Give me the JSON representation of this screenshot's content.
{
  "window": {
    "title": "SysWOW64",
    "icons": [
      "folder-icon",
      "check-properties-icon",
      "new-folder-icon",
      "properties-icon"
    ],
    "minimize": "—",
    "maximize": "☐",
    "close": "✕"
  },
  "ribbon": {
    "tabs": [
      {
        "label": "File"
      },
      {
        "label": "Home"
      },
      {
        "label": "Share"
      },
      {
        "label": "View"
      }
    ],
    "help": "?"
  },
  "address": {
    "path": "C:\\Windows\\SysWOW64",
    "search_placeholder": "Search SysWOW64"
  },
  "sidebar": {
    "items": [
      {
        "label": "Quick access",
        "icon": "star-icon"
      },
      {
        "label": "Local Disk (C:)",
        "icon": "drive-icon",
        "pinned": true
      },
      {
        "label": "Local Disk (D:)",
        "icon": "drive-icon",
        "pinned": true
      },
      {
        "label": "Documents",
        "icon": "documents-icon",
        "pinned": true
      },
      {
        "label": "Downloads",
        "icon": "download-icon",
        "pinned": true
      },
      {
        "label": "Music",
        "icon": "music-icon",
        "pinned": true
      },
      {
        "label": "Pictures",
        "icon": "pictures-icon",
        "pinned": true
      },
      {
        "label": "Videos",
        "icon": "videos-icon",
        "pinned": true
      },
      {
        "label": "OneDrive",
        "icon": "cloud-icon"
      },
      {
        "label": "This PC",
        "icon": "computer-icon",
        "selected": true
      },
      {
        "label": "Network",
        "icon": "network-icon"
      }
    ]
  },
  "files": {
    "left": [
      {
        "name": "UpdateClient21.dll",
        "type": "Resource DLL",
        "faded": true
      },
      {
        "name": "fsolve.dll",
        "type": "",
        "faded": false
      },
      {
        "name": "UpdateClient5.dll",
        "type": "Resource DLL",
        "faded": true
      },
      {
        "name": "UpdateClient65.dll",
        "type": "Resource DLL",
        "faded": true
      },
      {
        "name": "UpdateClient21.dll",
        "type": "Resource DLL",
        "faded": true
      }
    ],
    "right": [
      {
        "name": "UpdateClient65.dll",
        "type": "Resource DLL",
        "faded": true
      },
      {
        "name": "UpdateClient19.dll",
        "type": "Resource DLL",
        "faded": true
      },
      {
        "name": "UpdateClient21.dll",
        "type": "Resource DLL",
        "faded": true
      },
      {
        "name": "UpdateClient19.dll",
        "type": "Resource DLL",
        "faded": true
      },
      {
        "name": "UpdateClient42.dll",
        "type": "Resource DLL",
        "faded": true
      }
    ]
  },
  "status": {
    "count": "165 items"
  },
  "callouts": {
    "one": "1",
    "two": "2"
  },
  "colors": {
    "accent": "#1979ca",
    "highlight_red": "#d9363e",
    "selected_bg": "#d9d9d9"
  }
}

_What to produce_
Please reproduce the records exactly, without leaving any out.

_Answer_
Give me the JSON representation of this screenshot's content.
{
  "window": {
    "title": "SysWOW64",
    "icons": [
      "folder-icon",
      "check-properties-icon",
      "new-folder-icon",
      "properties-icon"
    ],
    "minimize": "—",
    "maximize": "☐",
    "close": "✕"
  },
  "ribbon": {
    "tabs": [
      {
        "label": "File"
      },
      {
        "label": "Home"
      },
      {
        "label": "Share"
      },
      {
        "label": "View"
      }
    ],
    "help": "?"
  },
  "address": {
    "path": "C:\\Windows\\SysWOW64",
    "search_placeholder": "Search SysWOW64"
  },
  "sidebar": {
    "items": [
      {
        "label": "Quick access",
        "icon": "star-icon"
      },
      {
        "label": "Local Disk (C:)",
        "icon": "drive-icon",
        "pinned": true
      },
      {
        "label": "Local Disk (D:)",
        "icon": "drive-icon",
        "pinned": true
      },
      {
        "label": "Documents",
        "icon": "documents-icon",
        "pinned": true
      },
      {
        "label": "Downloads",
        "icon": "download-icon",
        "pinned": true
      },
      {
        "label": "Music",
        "icon": "music-icon",
        "pinned": true
      },
      {
        "label": "Pictures",
        "icon": "pictures-icon",
        "pinned": true
      },
      {
        "label": "Videos",
        "icon": "videos-icon",
        "pinned": true
      },
      {
        "label": "OneDrive",
        "icon": "cloud-icon"
      },
      {
        "label": "This PC",
        "icon": "computer-icon",
        "selected": true
      },
      {
        "label": "Network",
        "icon": "network-icon"
      }
    ]
  },
  "files": {
    "left": [
      {
        "name": "UpdateClient21.dll",
        "type": "Resource DLL",
        "faded": true
      },
      {
        "name": "fsolve.dll",
        "type": "",
        "faded": false
      },
      {
        "name": "UpdateClient5.dll",
        "type": "Resource DLL",
        "faded": true
      },
      {
        "name": "UpdateClient65.dll",
        "type": "Resource DLL",
        "faded": true
      },
      {
        "name": "UpdateClient21.dll",
        "type": "Resource DLL",
        "faded": true
      }
    ],
    "right": [
      {
        "name": "UpdateClient65.dll",
        "type": "Resource DLL",
        "faded": true
      },
      {
        "name": "UpdateClient19.dll",
        "type": "Resource DLL",
        "faded": true
      },
      {
        "name": "UpdateClient21.dll",
        "type": "Resource DLL",
        "faded": true
      },
      {
        "name": "UpdateClient19.dll",
        "type": "Resource DLL",
        "faded": true
      },
      {
        "name": "UpdateClient42.dll",
        "type": "Resource DLL",
        "faded": true
      }
    ]
  },
  "status": {
    "count": "165 items"
  },
  "callouts": {
    "one": "1",
    "two": "2"
  },
  "colors": {
    "accent": "#1979ca",
    "highlight_red": "#d9363e",
    "selected_bg": "#d9d9d9"
  }
}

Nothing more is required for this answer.